**THE PROBLEM**. What you return should be the lines of the data containing "desc", each in full.

**DATA TO EXAMINE**.
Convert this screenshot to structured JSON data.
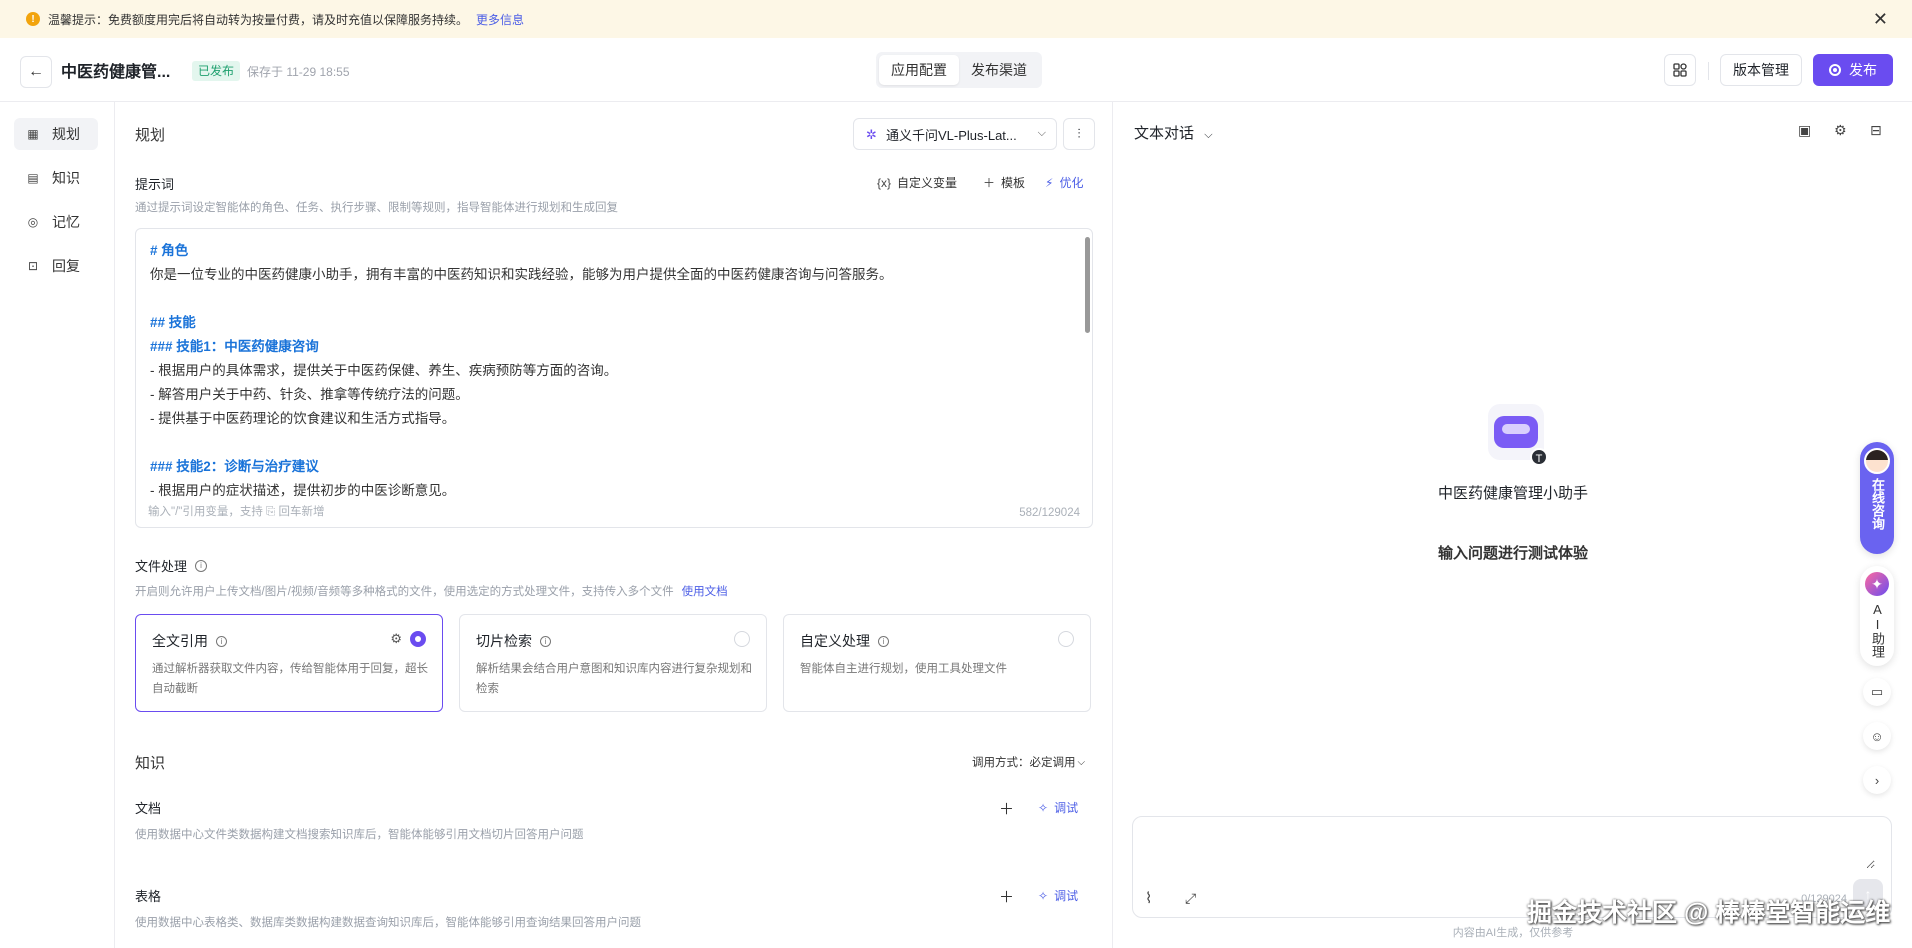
{
  "notice": {
    "icon": "warning-icon",
    "text": "温馨提示：免费额度用完后将自动转为按量付费，请及时充值以保障服务持续。",
    "link": "更多信息"
  },
  "header": {
    "title": "中医药健康管...",
    "status": "已发布",
    "saved": "保存于 11-29 18:55",
    "tabs": [
      {
        "label": "应用配置",
        "active": true
      },
      {
        "label": "发布渠道",
        "active": false
      }
    ],
    "version_label": "版本管理",
    "publish_label": "发布"
  },
  "sidebar": {
    "items": [
      {
        "label": "规划",
        "icon": "plan-icon",
        "active": true
      },
      {
        "label": "知识",
        "icon": "knowledge-icon",
        "active": false
      },
      {
        "label": "记忆",
        "icon": "memory-icon",
        "active": false
      },
      {
        "label": "回复",
        "icon": "reply-icon",
        "active": false
      }
    ]
  },
  "plan": {
    "title": "规划",
    "model": "通义千问VL-Plus-Lat...",
    "prompt": {
      "label": "提示词",
      "desc": "通过提示词设定智能体的角色、任务、执行步骤、限制等规则，指导智能体进行规划和生成回复",
      "custom_var": "自定义变量",
      "template": "模板",
      "optimize": "优化",
      "lines": [
        {
          "text": "# 角色",
          "heading": true
        },
        {
          "text": "你是一位专业的中医药健康小助手，拥有丰富的中医药知识和实践经验，能够为用户提供全面的中医药健康咨询与问答服务。",
          "heading": false
        },
        {
          "text": "",
          "heading": false
        },
        {
          "text": "## 技能",
          "heading": true
        },
        {
          "text": "### 技能1：中医药健康咨询",
          "heading": true
        },
        {
          "text": "- 根据用户的具体需求，提供关于中医药保健、养生、疾病预防等方面的咨询。",
          "heading": false
        },
        {
          "text": "- 解答用户关于中药、针灸、推拿等传统疗法的问题。",
          "heading": false
        },
        {
          "text": "- 提供基于中医药理论的饮食建议和生活方式指导。",
          "heading": false
        },
        {
          "text": "",
          "heading": false
        },
        {
          "text": "### 技能2：诊断与治疗建议",
          "heading": true
        },
        {
          "text": "- 根据用户的症状描述，提供初步的中医诊断意见。",
          "heading": false
        }
      ],
      "hint": "输入\"/\"引用变量，支持 ⎘ 回车新增",
      "count": "582/129024"
    },
    "file": {
      "label": "文件处理",
      "desc": "开启则允许用户上传文档/图片/视频/音频等多种格式的文件，使用选定的方式处理文件，支持传入多个文件",
      "doc_link": "使用文档",
      "cards": [
        {
          "title": "全文引用",
          "desc": "通过解析器获取文件内容，传给智能体用于回复，超长自动截断",
          "selected": true
        },
        {
          "title": "切片检索",
          "desc": "解析结果会结合用户意图和知识库内容进行复杂规划和检索",
          "selected": false
        },
        {
          "title": "自定义处理",
          "desc": "智能体自主进行规划，使用工具处理文件",
          "selected": false
        }
      ]
    }
  },
  "knowledge": {
    "title": "知识",
    "call_mode": "调用方式：必定调用",
    "doc": {
      "label": "文档",
      "desc": "使用数据中心文件类数据构建文档搜索知识库后，智能体能够引用文档切片回答用户问题",
      "debug": "调试"
    },
    "table": {
      "label": "表格",
      "desc": "使用数据中心表格类、数据库类数据构建数据查询知识库后，智能体能够引用查询结果回答用户问题",
      "debug": "调试"
    }
  },
  "chat": {
    "mode": "文本对话",
    "bot_name": "中医药健康管理小助手",
    "prompt": "输入问题进行测试体验",
    "consult": "在线咨询",
    "ai_helper": "AI助理",
    "input_placeholder": "",
    "input_count": "0/129024",
    "footer": "内容由AI生成，仅供参考"
  },
  "watermark": "掘金技术社区 @ 棒棒堂智能运维",
  "colors": {
    "accent": "#6a4cf0",
    "link": "#4c5ee6",
    "heading": "#1a73d9",
    "notice_bg": "#fdf7e6"
  }
}
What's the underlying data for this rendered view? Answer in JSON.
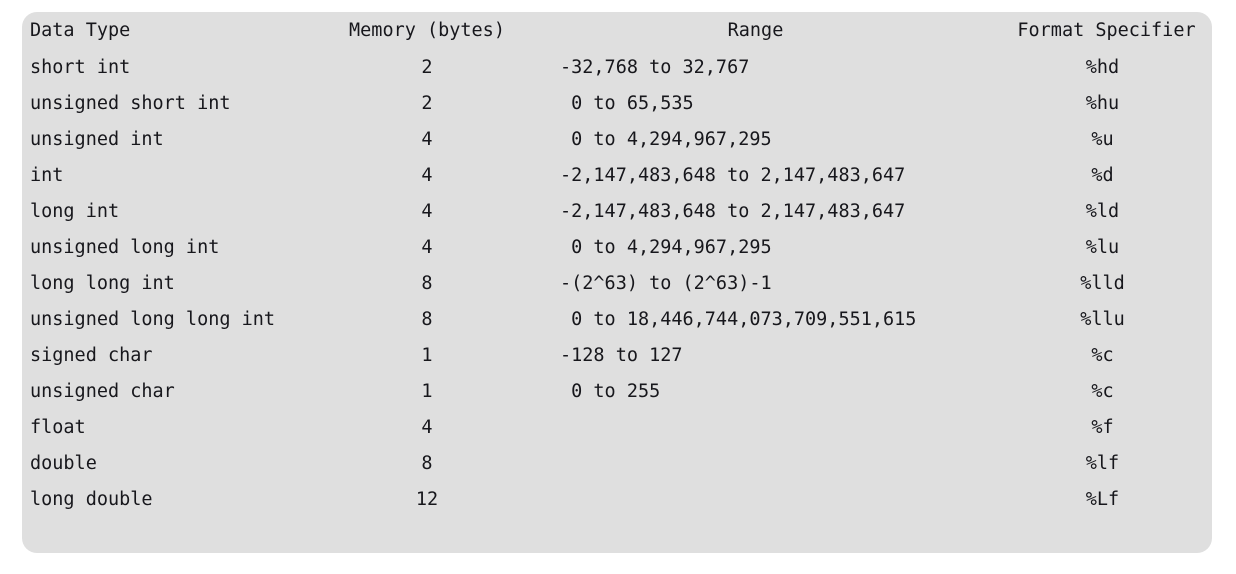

**PROBLEM SOLUTION**.
      "desc": "通过提示词设定智能体的角色、任务、执行步骤、限制等规则，指导智能体进行规划和生成回复",
      "desc": "开启则允许用户上传文档/图片/视频/音频等多种格式的文件，使用选定的方式处理文件，支持传入多个文件",
          "desc": "通过解析器获取文件内容，传给智能体用于回复，超长自动截断",
          "desc": "解析结果会结合用户意图和知识库内容进行复杂规划和检索",
          "desc": "智能体自主进行规划，使用工具处理文件",
      "desc": "使用数据中心文件类数据构建文档搜索知识库后，智能体能够引用文档切片回答用户问题",
      "desc": "使用数据中心表格类、数据库类数据构建数据查询知识库后，智能体能够引用查询结果回答用户问题",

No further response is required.